But what if the artist does not see the connection between text and installation the way promoted here? What if the announced complex interplay of the linguistic and non-linguistic side of the text only exist in our interpretation? Would this interpretation still be valid as a 'deconstructive reading', that seeks to find in the text or artwork what the author did not try to say (or tried not to say)? Could we claim to have revealed the hidden, neglected, suppressed message of the artwork? This leads to the discussion to what extent established methods in literary (and visual) studies can be applied to the new field of digital art. This discussion is not limited to "Text Rain".
However, this example of digital art would be a good place to start.

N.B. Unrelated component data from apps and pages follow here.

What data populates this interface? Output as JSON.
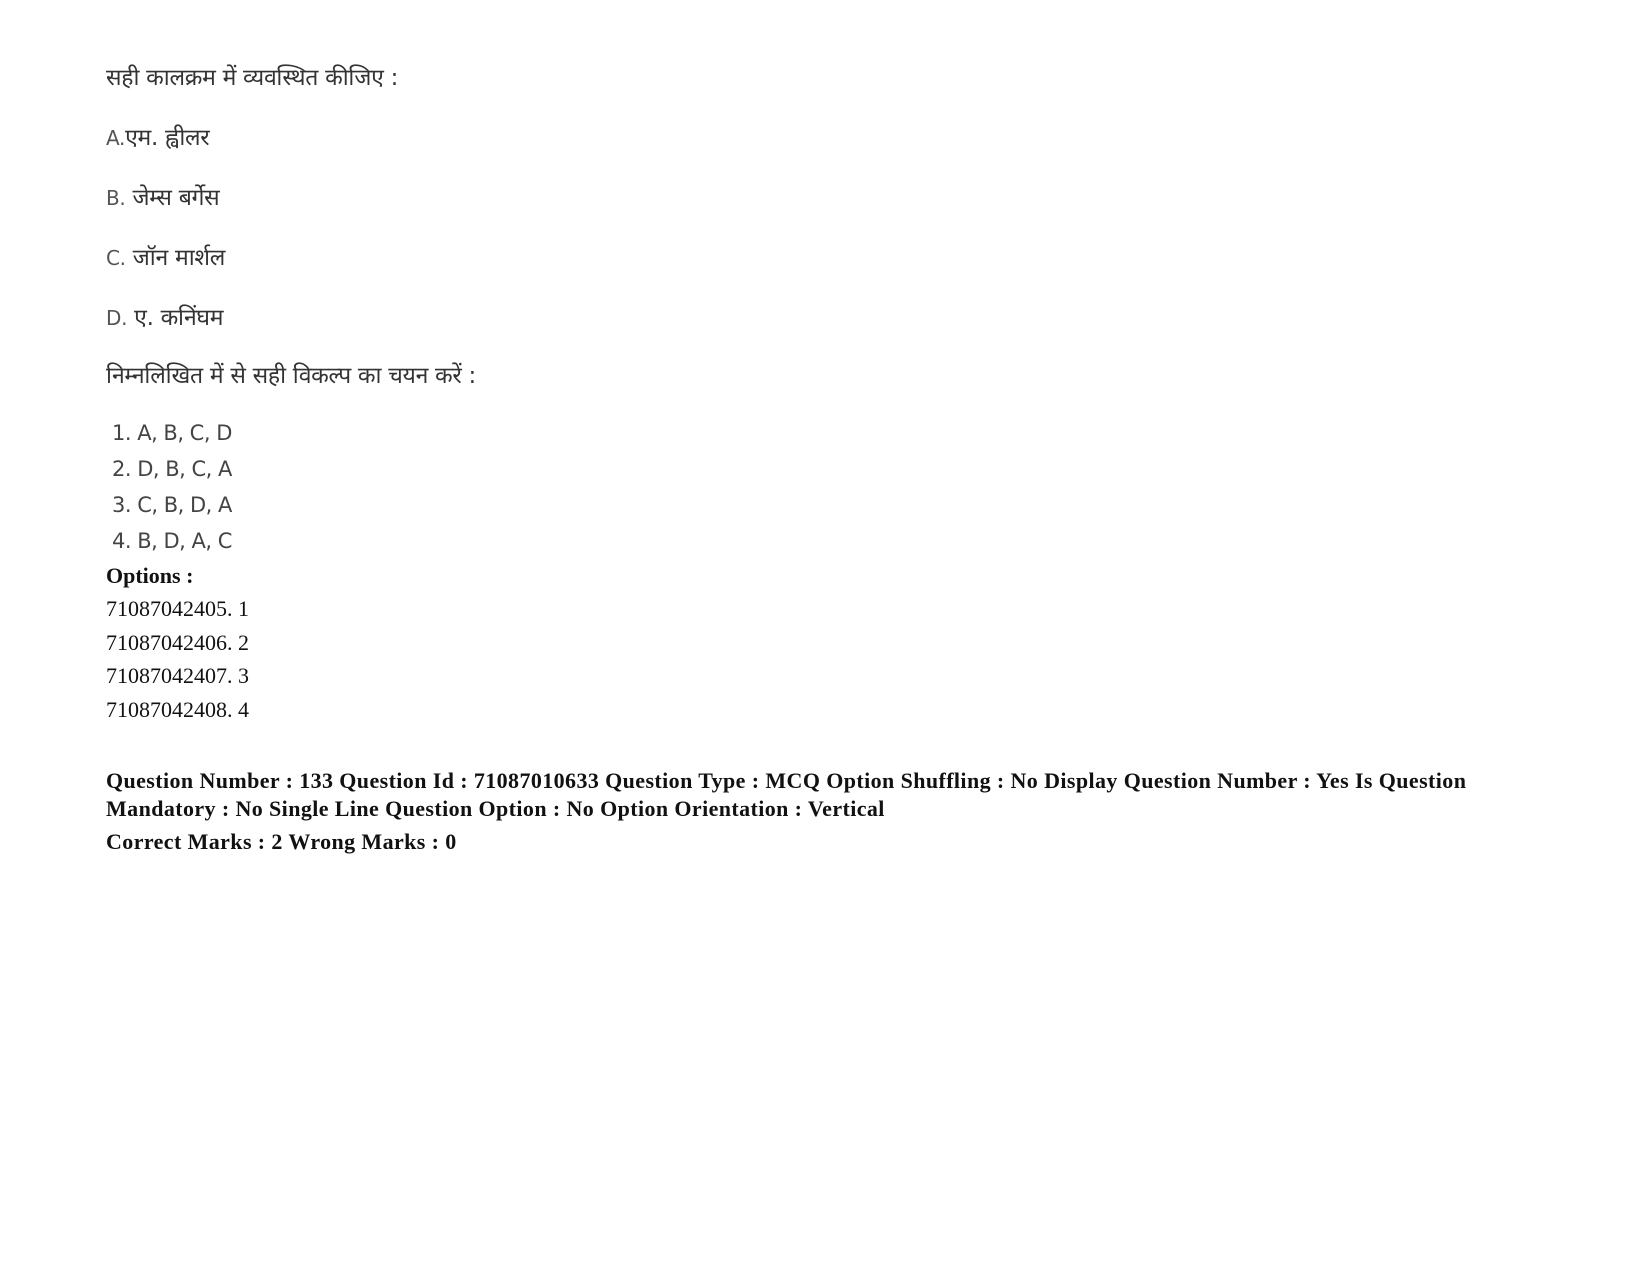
{
  "question": {
    "instruction": "सही कालक्रम में व्यवस्थित कीजिए :",
    "items": [
      {
        "label": "A.",
        "text": "एम. ह्वीलर"
      },
      {
        "label": "B.",
        "text": " जेम्स बर्गेस"
      },
      {
        "label": "C.",
        "text": " जॉन मार्शल"
      },
      {
        "label": "D.",
        "text": " ए. कनिंघम"
      }
    ],
    "prompt": "निम्नलिखित में से सही विकल्प का चयन करें :",
    "choices": [
      "1. A, B, C, D",
      "2. D, B, C, A",
      "3. C, B, D, A",
      "4. B, D, A, C"
    ]
  },
  "options": {
    "heading": "Options :",
    "list": [
      "71087042405. 1",
      "71087042406. 2",
      "71087042407. 3",
      "71087042408. 4"
    ]
  },
  "next_question_meta": {
    "line1": "Question Number : 133 Question Id : 71087010633 Question Type : MCQ Option Shuffling : No Display Question Number : Yes Is Question Mandatory : No Single Line Question Option : No Option Orientation : Vertical",
    "line2": "Correct Marks : 2 Wrong Marks : 0"
  }
}
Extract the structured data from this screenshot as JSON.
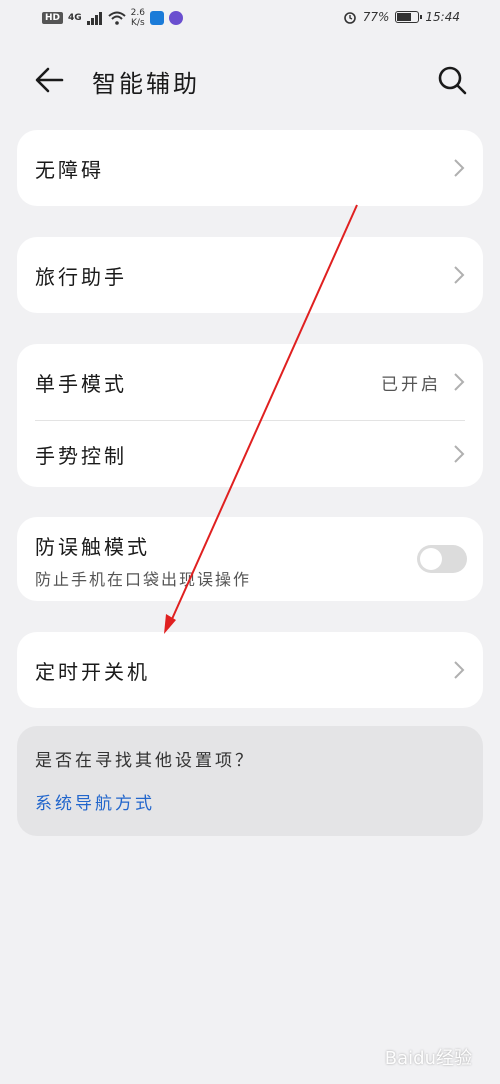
{
  "status_bar": {
    "hd": "HD",
    "network": "4G",
    "speed_value": "2.6",
    "speed_unit": "K/s",
    "battery_percent": "77%",
    "battery_level": 0.77,
    "time": "15:44"
  },
  "header": {
    "title": "智能辅助"
  },
  "cards": {
    "accessibility": {
      "label": "无障碍"
    },
    "travel": {
      "label": "旅行助手"
    },
    "one_hand": {
      "label": "单手模式",
      "value": "已开启"
    },
    "gesture": {
      "label": "手势控制"
    },
    "anti_touch": {
      "label": "防误触模式",
      "sub": "防止手机在口袋出现误操作",
      "enabled": false
    },
    "timer_power": {
      "label": "定时开关机"
    }
  },
  "hint": {
    "question": "是否在寻找其他设置项？",
    "link": "系统导航方式"
  },
  "watermark": "Baidu经验",
  "colors": {
    "background": "#f1f1f3",
    "card": "#ffffff",
    "link": "#2266cc",
    "annotation_arrow": "#e02020"
  }
}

And the claim to reveal the suppressed would even be backed up by the way the artist came to the text. In an interview Camille says:
Text Rain was originally developed to be part of a performance Romy was creating based loosely around the disintegration of memory (Abacus Parts). He was exploring what happens to memory and language as one's body start to decay — perhaps as the result of disease or aging. We were prototyping the piece at NYU and as we watched people engage with early versions of the installation, however, it was clear that to the people the piece was enormously playful. Again and again we saw people creating meaning from the falling letters, rather than read them as falling apart. While the words that fall are lines of a poem, people find their own meaning and words within the poem. They start developing scenarios about words they do catch, or even 'catch' words within or between other words (catching some letters from one word and some from another). Romy and I view the poem 'Talk You' by Evan Zimroth, as integral to the piece, as she plays with some of the same slippages between linguistic and physical modes that the installation does. My favorite fragment from the poem is 'We are synonyms for limbs loosening of syntax'.
Because of the fact that people created meaning from the falling letters instead of reading them as falling apart, Camille and her partner Romy Achituv decided not to use the installation in the performance about the disintegration of memory. I think they could have. Even with people creating single words, as discussed above this does not lead to an understanding of the poem. It is still 'just talk' turning to nothing, a talk without past and future, a talk for talk's sake, for the very moment of talking, which may be exactly what a talk with somebody having Alzheimer's disease is about.